Dead serious, he replied, “You don’t know me. You think you do, but you don’t.”
I went into my hotel room, got into bed and went to sleep. A while later, noises in the room awoke me. It was Jerry’s wife. She said, “Hey, do you need anything, baby?”
I said, “I need you. Get into bed with me.”
She said, “No.”
Shrugging, I sat up in bed. Her long dark hair was now a short bob. Looking right, I saw a pile of hair on the floor. “Have you been in here cutting your hair?”
“While I was sleeping?”
My wife rushed through the room. I realized that she was going shopping again.
I dressed and hurried to work. When I arrived, I found hundreds of people milling around, waiting for something to start. The man in charge gave me several lists. “There are forty possibilities in here. You need to match them up from the different sources so that we have the information we need.”
Looking at the lists, I saw that many were printouts, but some were newspaper articles. Some had circles in red markers, but others were highlighted in orange. Another man came up to help me.
“Can you do it?” the man in charge asked.
“Yes.” I was confident that I could. He left, and I got busy. It soon became apparent that the information was more difficult to sort and mass than I realized. He expected results for forty but there were hundreds or thousands of possibilities. I struggled with finding a scalable way to do it.
The man with me said, “It can’t be done.”
“Yes, it can,” I replied.
The man in charge came up. “How’s it coming? Are you almost done?”
“No,” my helper said. “Far from it. I don’t think it can be done.” He and the man in charge argued.
I said, “I can do it. Give me time and space.”
The man in charge said, “Okay, we’re counting on you.”
End of dreams.
I’m watching Hulu. I don’t pay to be advert free. The same commercials are often played. The one in play now is a Carl’s Jr. Bacon Cheeseburger. Breathe in the bacon, breathe out the bacon, is the basic play, while showing a cheeseburger close up. All I can think of when I watch it is, fifteen hundred mg of sodium (65% RDA), 34 grams of fat, 740 calories, and fifteen grams of sugar. Have some soda and fries with that.

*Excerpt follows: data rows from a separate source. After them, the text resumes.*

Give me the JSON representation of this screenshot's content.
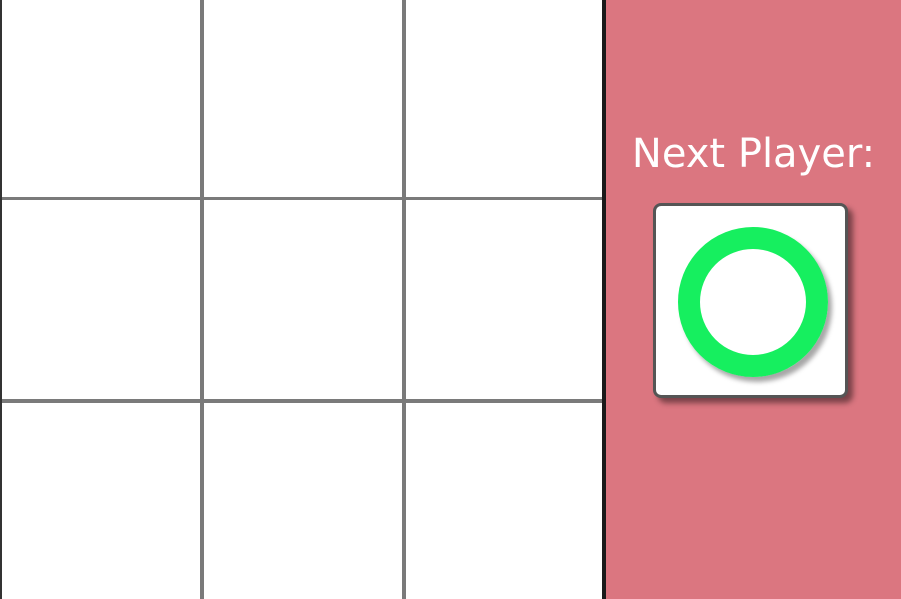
{
  "board": {
    "rows": 3,
    "cols": 3,
    "cells": [
      "",
      "",
      "",
      "",
      "",
      "",
      "",
      "",
      ""
    ]
  },
  "status": {
    "label": "Next Player:",
    "next_player_symbol": "O",
    "next_player_icon": "o-ring-icon"
  },
  "colors": {
    "panel_background": "#db7680",
    "o_marker": "#16ef5f",
    "grid_line": "#7a7a7a",
    "divider": "#1a1a1a",
    "label_text": "#ffffff"
  }
}
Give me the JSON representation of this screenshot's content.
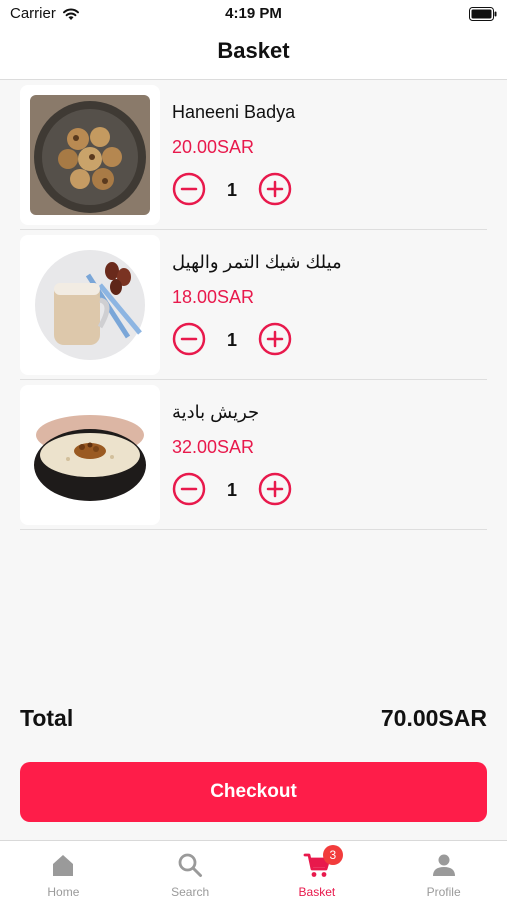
{
  "status_bar": {
    "carrier": "Carrier",
    "time": "4:19 PM"
  },
  "header": {
    "title": "Basket"
  },
  "items": [
    {
      "name": "Haneeni Badya",
      "price": "20.00SAR",
      "qty": "1",
      "image": "cookies-plate-image"
    },
    {
      "name": "ميلك شيك التمر والهيل",
      "price": "18.00SAR",
      "qty": "1",
      "image": "date-milkshake-image"
    },
    {
      "name": "جريش بادية",
      "price": "32.00SAR",
      "qty": "1",
      "image": "jareesh-bowl-image"
    }
  ],
  "total": {
    "label": "Total",
    "value": "70.00SAR"
  },
  "checkout": {
    "label": "Checkout"
  },
  "tabs": [
    {
      "label": "Home",
      "icon": "home-icon"
    },
    {
      "label": "Search",
      "icon": "search-icon"
    },
    {
      "label": "Basket",
      "icon": "cart-icon",
      "badge": "3",
      "active": true
    },
    {
      "label": "Profile",
      "icon": "person-icon"
    }
  ],
  "colors": {
    "accent": "#fe1d49",
    "price": "#e8194c",
    "badge": "#f23c3c"
  }
}
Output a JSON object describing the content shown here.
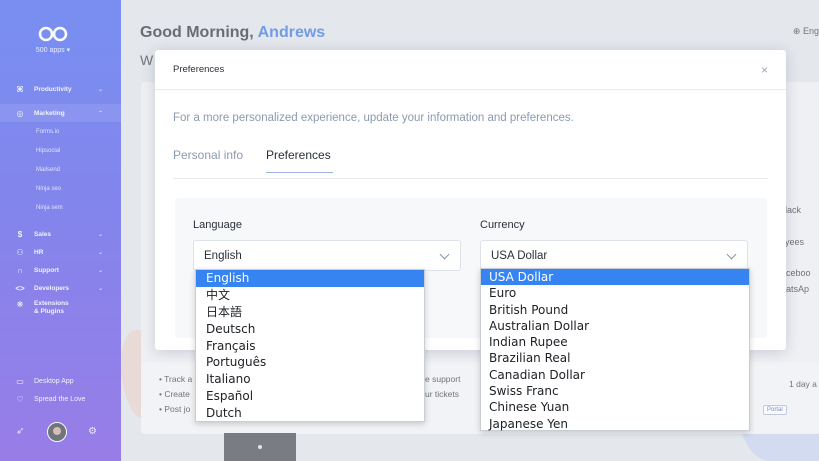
{
  "sidebar": {
    "apps_label": "500 apps",
    "nav": [
      {
        "label": "Productivity",
        "icon": "command-icon"
      },
      {
        "label": "Marketing",
        "icon": "target-icon",
        "expanded": true,
        "children": [
          "Forms.io",
          "Hipsocial",
          "Mailsend",
          "Ninja seo",
          "Ninja sem"
        ]
      },
      {
        "label": "Sales",
        "icon": "dollar-icon"
      },
      {
        "label": "HR",
        "icon": "people-icon"
      },
      {
        "label": "Support",
        "icon": "headset-icon"
      },
      {
        "label": "Developers",
        "icon": "code-icon"
      },
      {
        "label": "Extensions & Plugins",
        "icon": "puzzle-icon"
      }
    ],
    "extensions_line1": "Extensions",
    "extensions_line2": "& Plugins",
    "bottom": [
      {
        "label": "Desktop App",
        "icon": "monitor-icon"
      },
      {
        "label": "Spread the Love",
        "icon": "heart-icon"
      }
    ]
  },
  "header": {
    "greeting_prefix": "Good Morning,",
    "user_name": "Andrews",
    "welcome_partial": "W",
    "language_partial": "Eng"
  },
  "background": {
    "right_snippets": [
      "lack",
      "yees",
      "aceboo",
      "hatsAp"
    ],
    "left_list": [
      "• Track a",
      "• Create",
      "• Post jo"
    ],
    "mid_snippets": [
      "e support",
      "ur tickets"
    ],
    "time_ago": "1 day a",
    "tags": [
      "Portal"
    ]
  },
  "modal": {
    "title": "Preferences",
    "close_glyph": "×",
    "description": "For a more personalized experience, update your information and preferences.",
    "tabs": [
      {
        "label": "Personal info",
        "active": false
      },
      {
        "label": "Preferences",
        "active": true
      }
    ],
    "language": {
      "label": "Language",
      "value": "English",
      "options": [
        "English",
        "中文",
        "日本語",
        "Deutsch",
        "Français",
        "Português",
        "Italiano",
        "Español",
        "Dutch"
      ],
      "selected_index": 0
    },
    "currency": {
      "label": "Currency",
      "value": "USA Dollar",
      "options": [
        "USA Dollar",
        "Euro",
        "British Pound",
        "Australian Dollar",
        "Indian Rupee",
        "Brazilian Real",
        "Canadian Dollar",
        "Swiss Franc",
        "Chinese Yuan",
        "Japanese Yen"
      ],
      "selected_index": 0
    }
  },
  "colors": {
    "sidebar_top": "#3a5bf0",
    "sidebar_bottom": "#6b3fe0",
    "accent_name": "#2f6fde",
    "option_highlight": "#3584f2"
  }
}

Yeah, I’m fucking old, thinking about health over flavor and judging people who make that stuff, and the ones who eat it.
Hey, come on in. Grab a drink. The party is just gettin’ started.
Yeah, I know the reality. This is make believe. We’re pretending all the restrictions have been lifted. A vaccine has been found. Testing is readily available. We rallied and rescued ourselves (with help from the world). And we helped others survive.
Now we’re entering recovery mode. A new prez is in the White House. Toilet paper is available. Gas is cheap, and restaurants and bars are open for business. We’re doing a little freedom party. We’re steppin’ out. So grab a drink (or pretend to drink one). It’s a virtual bar full of virtually everything, and it’s party PM.
In honor of all that, the song that came on for the start of this party is an old fan fave (yeah, I’m the fan). It always gets me movin’, putting a grin in my mood and jacking my spirits up.
Here’s “Gimme Some Lovin'” by The Spencer Davis Group from 1966. I’m so glad you made it.
Now, for the helluvait, another party fave: Prince, “1999” (1982). Cheers